== MATERIAL FOR THIS TASK ==

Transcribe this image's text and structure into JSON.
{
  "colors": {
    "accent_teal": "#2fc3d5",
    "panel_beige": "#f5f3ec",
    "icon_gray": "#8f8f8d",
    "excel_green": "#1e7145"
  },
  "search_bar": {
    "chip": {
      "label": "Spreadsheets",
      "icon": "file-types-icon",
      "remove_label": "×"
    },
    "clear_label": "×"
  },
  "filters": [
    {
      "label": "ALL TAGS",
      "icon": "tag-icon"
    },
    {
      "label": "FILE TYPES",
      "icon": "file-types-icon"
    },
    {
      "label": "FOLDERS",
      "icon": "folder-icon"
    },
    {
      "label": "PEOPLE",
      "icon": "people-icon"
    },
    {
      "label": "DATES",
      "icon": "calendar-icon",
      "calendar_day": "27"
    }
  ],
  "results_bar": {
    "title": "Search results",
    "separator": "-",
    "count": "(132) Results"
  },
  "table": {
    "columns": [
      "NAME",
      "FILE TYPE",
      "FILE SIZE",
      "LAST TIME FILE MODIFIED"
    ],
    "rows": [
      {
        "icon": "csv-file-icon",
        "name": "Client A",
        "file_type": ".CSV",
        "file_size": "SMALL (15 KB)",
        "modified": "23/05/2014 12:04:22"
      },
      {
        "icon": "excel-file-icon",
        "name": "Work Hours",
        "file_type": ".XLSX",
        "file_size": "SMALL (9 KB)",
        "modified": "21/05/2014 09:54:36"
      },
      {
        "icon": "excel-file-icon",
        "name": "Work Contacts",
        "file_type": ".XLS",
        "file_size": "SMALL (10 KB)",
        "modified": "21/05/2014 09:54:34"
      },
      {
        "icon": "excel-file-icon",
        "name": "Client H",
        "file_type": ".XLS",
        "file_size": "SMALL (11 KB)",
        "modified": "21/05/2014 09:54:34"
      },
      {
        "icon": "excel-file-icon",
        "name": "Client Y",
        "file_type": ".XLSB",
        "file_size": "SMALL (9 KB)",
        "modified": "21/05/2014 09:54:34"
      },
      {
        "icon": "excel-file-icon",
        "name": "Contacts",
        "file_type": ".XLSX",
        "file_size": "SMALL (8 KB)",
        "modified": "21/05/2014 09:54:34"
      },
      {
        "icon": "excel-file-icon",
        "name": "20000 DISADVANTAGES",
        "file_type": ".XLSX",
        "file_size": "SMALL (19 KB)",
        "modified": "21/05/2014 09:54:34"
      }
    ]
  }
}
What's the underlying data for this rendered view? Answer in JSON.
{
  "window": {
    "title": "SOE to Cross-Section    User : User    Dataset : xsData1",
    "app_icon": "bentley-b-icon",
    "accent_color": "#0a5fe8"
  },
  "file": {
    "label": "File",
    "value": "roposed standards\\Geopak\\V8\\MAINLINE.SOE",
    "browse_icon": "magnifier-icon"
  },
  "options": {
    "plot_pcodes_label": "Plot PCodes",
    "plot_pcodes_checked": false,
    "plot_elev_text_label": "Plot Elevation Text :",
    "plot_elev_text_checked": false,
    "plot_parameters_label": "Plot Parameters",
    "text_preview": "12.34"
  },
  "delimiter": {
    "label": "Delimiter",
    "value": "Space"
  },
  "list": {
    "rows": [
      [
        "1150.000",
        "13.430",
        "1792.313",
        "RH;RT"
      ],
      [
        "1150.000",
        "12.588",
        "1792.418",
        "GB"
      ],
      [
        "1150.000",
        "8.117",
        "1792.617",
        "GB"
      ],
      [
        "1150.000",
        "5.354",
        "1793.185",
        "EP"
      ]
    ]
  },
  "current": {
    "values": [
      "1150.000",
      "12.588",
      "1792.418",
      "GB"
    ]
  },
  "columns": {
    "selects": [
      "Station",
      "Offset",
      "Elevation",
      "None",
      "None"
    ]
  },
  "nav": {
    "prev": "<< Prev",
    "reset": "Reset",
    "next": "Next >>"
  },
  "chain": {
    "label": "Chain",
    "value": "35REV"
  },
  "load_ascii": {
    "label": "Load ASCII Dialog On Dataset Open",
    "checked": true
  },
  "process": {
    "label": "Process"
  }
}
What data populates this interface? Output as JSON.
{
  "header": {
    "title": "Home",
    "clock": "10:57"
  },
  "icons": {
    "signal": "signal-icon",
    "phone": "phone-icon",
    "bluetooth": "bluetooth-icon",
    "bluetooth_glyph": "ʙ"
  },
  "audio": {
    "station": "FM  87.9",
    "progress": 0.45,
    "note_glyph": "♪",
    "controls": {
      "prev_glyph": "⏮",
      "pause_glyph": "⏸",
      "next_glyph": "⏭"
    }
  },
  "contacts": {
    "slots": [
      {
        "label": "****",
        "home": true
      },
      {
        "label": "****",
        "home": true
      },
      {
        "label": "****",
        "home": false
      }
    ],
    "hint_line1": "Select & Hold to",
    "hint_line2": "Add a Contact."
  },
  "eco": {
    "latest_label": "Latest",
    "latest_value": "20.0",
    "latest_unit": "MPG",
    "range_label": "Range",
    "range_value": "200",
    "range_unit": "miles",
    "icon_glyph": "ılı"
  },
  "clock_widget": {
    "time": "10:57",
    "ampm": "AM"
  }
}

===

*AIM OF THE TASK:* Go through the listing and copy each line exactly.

*WRITTEN RESPONSE:*
Transcribe this image's text and structure into JSON.
{
  "colors": {
    "accent_teal": "#2fc3d5",
    "panel_beige": "#f5f3ec",
    "icon_gray": "#8f8f8d",
    "excel_green": "#1e7145"
  },
  "search_bar": {
    "chip": {
      "label": "Spreadsheets",
      "icon": "file-types-icon",
      "remove_label": "×"
    },
    "clear_label": "×"
  },
  "filters": [
    {
      "label": "ALL TAGS",
      "icon": "tag-icon"
    },
    {
      "label": "FILE TYPES",
      "icon": "file-types-icon"
    },
    {
      "label": "FOLDERS",
      "icon": "folder-icon"
    },
    {
      "label": "PEOPLE",
      "icon": "people-icon"
    },
    {
      "label": "DATES",
      "icon": "calendar-icon",
      "calendar_day": "27"
    }
  ],
  "results_bar": {
    "title": "Search results",
    "separator": "-",
    "count": "(132) Results"
  },
  "table": {
    "columns": [
      "NAME",
      "FILE TYPE",
      "FILE SIZE",
      "LAST TIME FILE MODIFIED"
    ],
    "rows": [
      {
        "icon": "csv-file-icon",
        "name": "Client A",
        "file_type": ".CSV",
        "file_size": "SMALL (15 KB)",
        "modified": "23/05/2014 12:04:22"
      },
      {
        "icon": "excel-file-icon",
        "name": "Work Hours",
        "file_type": ".XLSX",
        "file_size": "SMALL (9 KB)",
        "modified": "21/05/2014 09:54:36"
      },
      {
        "icon": "excel-file-icon",
        "name": "Work Contacts",
        "file_type": ".XLS",
        "file_size": "SMALL (10 KB)",
        "modified": "21/05/2014 09:54:34"
      },
      {
        "icon": "excel-file-icon",
        "name": "Client H",
        "file_type": ".XLS",
        "file_size": "SMALL (11 KB)",
        "modified": "21/05/2014 09:54:34"
      },
      {
        "icon": "excel-file-icon",
        "name": "Client Y",
        "file_type": ".XLSB",
        "file_size": "SMALL (9 KB)",
        "modified": "21/05/2014 09:54:34"
      },
      {
        "icon": "excel-file-icon",
        "name": "Contacts",
        "file_type": ".XLSX",
        "file_size": "SMALL (8 KB)",
        "modified": "21/05/2014 09:54:34"
      },
      {
        "icon": "excel-file-icon",
        "name": "20000 DISADVANTAGES",
        "file_type": ".XLSX",
        "file_size": "SMALL (19 KB)",
        "modified": "21/05/2014 09:54:34"
      }
    ]
  }
}
What's the underlying data for this rendered view? Answer in JSON.
{
  "window": {
    "title": "SOE to Cross-Section    User : User    Dataset : xsData1",
    "app_icon": "bentley-b-icon",
    "accent_color": "#0a5fe8"
  },
  "file": {
    "label": "File",
    "value": "roposed standards\\Geopak\\V8\\MAINLINE.SOE",
    "browse_icon": "magnifier-icon"
  },
  "options": {
    "plot_pcodes_label": "Plot PCodes",
    "plot_pcodes_checked": false,
    "plot_elev_text_label": "Plot Elevation Text :",
    "plot_elev_text_checked": false,
    "plot_parameters_label": "Plot Parameters",
    "text_preview": "12.34"
  },
  "delimiter": {
    "label": "Delimiter",
    "value": "Space"
  },
  "list": {
    "rows": [
      [
        "1150.000",
        "13.430",
        "1792.313",
        "RH;RT"
      ],
      [
        "1150.000",
        "12.588",
        "1792.418",
        "GB"
      ],
      [
        "1150.000",
        "8.117",
        "1792.617",
        "GB"
      ],
      [
        "1150.000",
        "5.354",
        "1793.185",
        "EP"
      ]
    ]
  },
  "current": {
    "values": [
      "1150.000",
      "12.588",
      "1792.418",
      "GB"
    ]
  },
  "columns": {
    "selects": [
      "Station",
      "Offset",
      "Elevation",
      "None",
      "None"
    ]
  },
  "nav": {
    "prev": "<< Prev",
    "reset": "Reset",
    "next": "Next >>"
  },
  "chain": {
    "label": "Chain",
    "value": "35REV"
  },
  "load_ascii": {
    "label": "Load ASCII Dialog On Dataset Open",
    "checked": true
  },
  "process": {
    "label": "Process"
  }
}
What data populates this interface? Output as JSON.
{
  "header": {
    "title": "Home",
    "clock": "10:57"
  },
  "icons": {
    "signal": "signal-icon",
    "phone": "phone-icon",
    "bluetooth": "bluetooth-icon",
    "bluetooth_glyph": "ʙ"
  },
  "audio": {
    "station": "FM  87.9",
    "progress": 0.45,
    "note_glyph": "♪",
    "controls": {
      "prev_glyph": "⏮",
      "pause_glyph": "⏸",
      "next_glyph": "⏭"
    }
  },
  "contacts": {
    "slots": [
      {
        "label": "****",
        "home": true
      },
      {
        "label": "****",
        "home": true
      },
      {
        "label": "****",
        "home": false
      }
    ],
    "hint_line1": "Select & Hold to",
    "hint_line2": "Add a Contact."
  },
  "eco": {
    "latest_label": "Latest",
    "latest_value": "20.0",
    "latest_unit": "MPG",
    "range_label": "Range",
    "range_value": "200",
    "range_unit": "miles",
    "icon_glyph": "ılı"
  },
  "clock_widget": {
    "time": "10:57",
    "ampm": "AM"
  }
}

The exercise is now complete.